**Task instructions**
Retype every record that appears below, unchanged.

**Provided records**
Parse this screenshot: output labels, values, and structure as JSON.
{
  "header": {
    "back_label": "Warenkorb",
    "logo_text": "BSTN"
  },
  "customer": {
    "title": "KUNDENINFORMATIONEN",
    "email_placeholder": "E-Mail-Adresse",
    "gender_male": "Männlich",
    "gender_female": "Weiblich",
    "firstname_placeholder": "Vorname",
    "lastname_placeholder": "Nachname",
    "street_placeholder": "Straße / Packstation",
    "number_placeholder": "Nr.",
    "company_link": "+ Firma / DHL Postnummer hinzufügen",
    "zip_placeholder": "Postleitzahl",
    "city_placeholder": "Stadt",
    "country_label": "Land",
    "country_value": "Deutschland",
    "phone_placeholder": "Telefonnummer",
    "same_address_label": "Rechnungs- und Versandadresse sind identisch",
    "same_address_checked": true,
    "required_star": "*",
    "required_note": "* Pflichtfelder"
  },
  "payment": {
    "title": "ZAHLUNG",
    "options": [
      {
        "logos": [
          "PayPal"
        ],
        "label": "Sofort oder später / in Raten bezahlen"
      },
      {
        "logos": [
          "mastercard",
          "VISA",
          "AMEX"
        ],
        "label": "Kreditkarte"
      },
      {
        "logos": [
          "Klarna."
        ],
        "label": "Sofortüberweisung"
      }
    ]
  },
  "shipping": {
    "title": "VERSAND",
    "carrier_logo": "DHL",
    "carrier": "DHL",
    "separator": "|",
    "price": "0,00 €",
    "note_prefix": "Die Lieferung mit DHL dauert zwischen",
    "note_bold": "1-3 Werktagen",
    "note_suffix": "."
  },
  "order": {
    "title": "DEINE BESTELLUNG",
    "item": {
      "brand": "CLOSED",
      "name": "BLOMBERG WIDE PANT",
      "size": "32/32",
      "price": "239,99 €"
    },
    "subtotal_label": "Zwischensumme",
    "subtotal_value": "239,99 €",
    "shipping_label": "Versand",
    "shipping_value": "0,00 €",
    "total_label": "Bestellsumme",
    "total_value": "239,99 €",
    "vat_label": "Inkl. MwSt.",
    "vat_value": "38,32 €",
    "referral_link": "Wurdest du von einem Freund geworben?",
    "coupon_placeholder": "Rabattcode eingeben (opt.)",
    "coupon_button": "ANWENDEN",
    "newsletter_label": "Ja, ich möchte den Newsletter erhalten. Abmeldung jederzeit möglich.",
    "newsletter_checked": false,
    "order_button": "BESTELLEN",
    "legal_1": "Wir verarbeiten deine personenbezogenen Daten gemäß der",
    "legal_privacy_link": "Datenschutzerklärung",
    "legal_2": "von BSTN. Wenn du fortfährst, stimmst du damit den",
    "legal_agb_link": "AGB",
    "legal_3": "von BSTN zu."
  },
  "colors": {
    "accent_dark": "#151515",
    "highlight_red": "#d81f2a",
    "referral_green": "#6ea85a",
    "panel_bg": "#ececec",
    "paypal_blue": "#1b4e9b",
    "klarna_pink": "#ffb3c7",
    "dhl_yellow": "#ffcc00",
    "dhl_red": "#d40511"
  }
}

**Reply to the task**
Parse this screenshot: output labels, values, and structure as JSON.
{
  "header": {
    "back_label": "Warenkorb",
    "logo_text": "BSTN"
  },
  "customer": {
    "title": "KUNDENINFORMATIONEN",
    "email_placeholder": "E-Mail-Adresse",
    "gender_male": "Männlich",
    "gender_female": "Weiblich",
    "firstname_placeholder": "Vorname",
    "lastname_placeholder": "Nachname",
    "street_placeholder": "Straße / Packstation",
    "number_placeholder": "Nr.",
    "company_link": "+ Firma / DHL Postnummer hinzufügen",
    "zip_placeholder": "Postleitzahl",
    "city_placeholder": "Stadt",
    "country_label": "Land",
    "country_value": "Deutschland",
    "phone_placeholder": "Telefonnummer",
    "same_address_label": "Rechnungs- und Versandadresse sind identisch",
    "same_address_checked": true,
    "required_star": "*",
    "required_note": "* Pflichtfelder"
  },
  "payment": {
    "title": "ZAHLUNG",
    "options": [
      {
        "logos": [
          "PayPal"
        ],
        "label": "Sofort oder später / in Raten bezahlen"
      },
      {
        "logos": [
          "mastercard",
          "VISA",
          "AMEX"
        ],
        "label": "Kreditkarte"
      },
      {
        "logos": [
          "Klarna."
        ],
        "label": "Sofortüberweisung"
      }
    ]
  },
  "shipping": {
    "title": "VERSAND",
    "carrier_logo": "DHL",
    "carrier": "DHL",
    "separator": "|",
    "price": "0,00 €",
    "note_prefix": "Die Lieferung mit DHL dauert zwischen",
    "note_bold": "1-3 Werktagen",
    "note_suffix": "."
  },
  "order": {
    "title": "DEINE BESTELLUNG",
    "item": {
      "brand": "CLOSED",
      "name": "BLOMBERG WIDE PANT",
      "size": "32/32",
      "price": "239,99 €"
    },
    "subtotal_label": "Zwischensumme",
    "subtotal_value": "239,99 €",
    "shipping_label": "Versand",
    "shipping_value": "0,00 €",
    "total_label": "Bestellsumme",
    "total_value": "239,99 €",
    "vat_label": "Inkl. MwSt.",
    "vat_value": "38,32 €",
    "referral_link": "Wurdest du von einem Freund geworben?",
    "coupon_placeholder": "Rabattcode eingeben (opt.)",
    "coupon_button": "ANWENDEN",
    "newsletter_label": "Ja, ich möchte den Newsletter erhalten. Abmeldung jederzeit möglich.",
    "newsletter_checked": false,
    "order_button": "BESTELLEN",
    "legal_1": "Wir verarbeiten deine personenbezogenen Daten gemäß der",
    "legal_privacy_link": "Datenschutzerklärung",
    "legal_2": "von BSTN. Wenn du fortfährst, stimmst du damit den",
    "legal_agb_link": "AGB",
    "legal_3": "von BSTN zu."
  },
  "colors": {
    "accent_dark": "#151515",
    "highlight_red": "#d81f2a",
    "referral_green": "#6ea85a",
    "panel_bg": "#ececec",
    "paypal_blue": "#1b4e9b",
    "klarna_pink": "#ffb3c7",
    "dhl_yellow": "#ffcc00",
    "dhl_red": "#d40511"
  }
}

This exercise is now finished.